It is therefore evident that the society incorporates various cultural structures that are responsible for the shaping and monitoring of cohesive social relationships on the society level. Some examples of these institutions include learning, religion, and the media. Norms and the issue of morality are some collective measures used to control aspects of individualism within the society (Newman 64). For instance, every individual is born with the right to personal freedom and choice yet this aspect is controlled significantly by the societal viewpoint. If an individual chooses to attend school under the influence of drugs, it would be his individual choice yet the school rules (educational norms) would inhibit his actions by according a suspension for the behavior. This in turn would lead to behavioral shaping from the societal view.
Unemployment and divorce may majorly be reflective of personal issues but the societal factor in the situations should also be accounted for. Cultures have contributed to unemployment in terms of social stratification marked by classes. The conflict theory believes that “even in a relatively open society…parents’ social class determines children’s access to certain educational, occupational, and residential opportunities,” (Newman 64). With this type of upbringing, a child is constrained to act according to the social class cultured by the parents during their development. Therefore, once the child is offered a certain type of job that falls short of their class expectations they would automatically turn down the offer. The result would be unemployment as precedented by societal influence. Division in term of gender also occurs in the society with some jobs being identified with females whereas others are termed as male jobs. A male would therefore refuse a ‘female job’ despite their capabilities and remuneration in a bid to protect their societal identity (Newman 94).
Ethnicity also reflects in cases of unemployment especially in the earlier periods when jobs were accorded in terms of racial color, which are the whites and the blacks. Divorce has also undergone considerable cultural influence as discussed by the normalization process (Newman 95). In past periods, the aspect of divorce had been treated with much contempt and always kept hidden due to its unacceptability in the society. However, with societal transformation, the issue of divorce has become tolerable and this has led to the escalation of the practice. Additionally, the level of one’s economic welfare determines the probability that such an individual would have towards divorce. In the developing nations, divorce is minimal owed to the view that the cost of separating mutual belonging tends to be high and acts as a natural inhibitor towards the same. On the contrary, in the developed nations marked by individual affluence, this is highly affordable and divorce thereby tends to be quite affordable.
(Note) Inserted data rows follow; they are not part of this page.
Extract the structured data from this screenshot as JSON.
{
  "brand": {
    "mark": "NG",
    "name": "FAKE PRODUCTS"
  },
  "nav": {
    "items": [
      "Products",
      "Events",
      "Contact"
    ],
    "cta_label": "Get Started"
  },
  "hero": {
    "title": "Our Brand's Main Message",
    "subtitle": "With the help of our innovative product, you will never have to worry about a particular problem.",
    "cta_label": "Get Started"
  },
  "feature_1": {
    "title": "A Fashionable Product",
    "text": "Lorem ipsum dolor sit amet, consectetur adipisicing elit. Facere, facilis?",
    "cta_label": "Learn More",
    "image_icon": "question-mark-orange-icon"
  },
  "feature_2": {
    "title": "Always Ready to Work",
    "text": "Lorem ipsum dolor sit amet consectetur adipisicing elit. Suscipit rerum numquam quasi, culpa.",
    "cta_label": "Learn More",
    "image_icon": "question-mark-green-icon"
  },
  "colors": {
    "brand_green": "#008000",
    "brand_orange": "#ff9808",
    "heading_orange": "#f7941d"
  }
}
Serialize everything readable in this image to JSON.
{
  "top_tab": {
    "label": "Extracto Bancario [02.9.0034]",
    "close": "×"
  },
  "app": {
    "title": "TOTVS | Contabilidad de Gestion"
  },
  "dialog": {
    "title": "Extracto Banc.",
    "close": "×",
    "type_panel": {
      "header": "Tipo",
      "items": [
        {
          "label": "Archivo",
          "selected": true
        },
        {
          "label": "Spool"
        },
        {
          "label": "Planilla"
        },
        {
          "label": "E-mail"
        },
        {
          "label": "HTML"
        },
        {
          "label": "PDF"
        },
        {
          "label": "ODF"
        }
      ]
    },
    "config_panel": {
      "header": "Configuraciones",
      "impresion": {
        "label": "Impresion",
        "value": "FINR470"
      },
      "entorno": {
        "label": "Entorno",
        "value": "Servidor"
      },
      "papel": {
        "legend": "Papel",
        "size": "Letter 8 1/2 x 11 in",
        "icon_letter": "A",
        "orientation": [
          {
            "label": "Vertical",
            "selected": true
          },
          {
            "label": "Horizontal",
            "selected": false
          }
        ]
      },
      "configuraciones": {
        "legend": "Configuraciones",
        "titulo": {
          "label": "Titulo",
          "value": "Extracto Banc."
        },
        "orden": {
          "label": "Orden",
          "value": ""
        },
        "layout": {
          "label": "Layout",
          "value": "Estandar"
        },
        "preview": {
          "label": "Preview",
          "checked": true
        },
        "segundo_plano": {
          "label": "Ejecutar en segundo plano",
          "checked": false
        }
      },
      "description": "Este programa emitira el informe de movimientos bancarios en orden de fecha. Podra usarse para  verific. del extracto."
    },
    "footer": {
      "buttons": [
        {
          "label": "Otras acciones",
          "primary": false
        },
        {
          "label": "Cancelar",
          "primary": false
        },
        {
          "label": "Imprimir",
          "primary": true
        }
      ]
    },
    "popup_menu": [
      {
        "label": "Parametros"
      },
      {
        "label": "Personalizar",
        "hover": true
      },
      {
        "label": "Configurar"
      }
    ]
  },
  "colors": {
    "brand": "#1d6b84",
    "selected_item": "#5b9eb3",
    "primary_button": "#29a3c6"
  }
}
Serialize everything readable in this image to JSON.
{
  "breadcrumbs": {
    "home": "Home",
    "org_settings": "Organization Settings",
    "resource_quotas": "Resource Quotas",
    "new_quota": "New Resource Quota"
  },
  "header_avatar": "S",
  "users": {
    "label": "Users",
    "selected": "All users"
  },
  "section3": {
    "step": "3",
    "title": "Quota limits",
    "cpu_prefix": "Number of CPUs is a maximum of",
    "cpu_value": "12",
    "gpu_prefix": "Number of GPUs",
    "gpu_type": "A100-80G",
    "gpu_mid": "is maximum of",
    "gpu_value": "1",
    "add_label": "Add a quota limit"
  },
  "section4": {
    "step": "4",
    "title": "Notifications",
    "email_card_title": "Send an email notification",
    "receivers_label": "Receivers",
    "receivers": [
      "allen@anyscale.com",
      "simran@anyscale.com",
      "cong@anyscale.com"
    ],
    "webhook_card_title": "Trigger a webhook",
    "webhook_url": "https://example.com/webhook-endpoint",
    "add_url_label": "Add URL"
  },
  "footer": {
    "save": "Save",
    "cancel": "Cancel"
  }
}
Newman, David. Sociology: Exploring the Architecture of Everyday Life. Teller Road: Pine Forge Press, 2010. Print.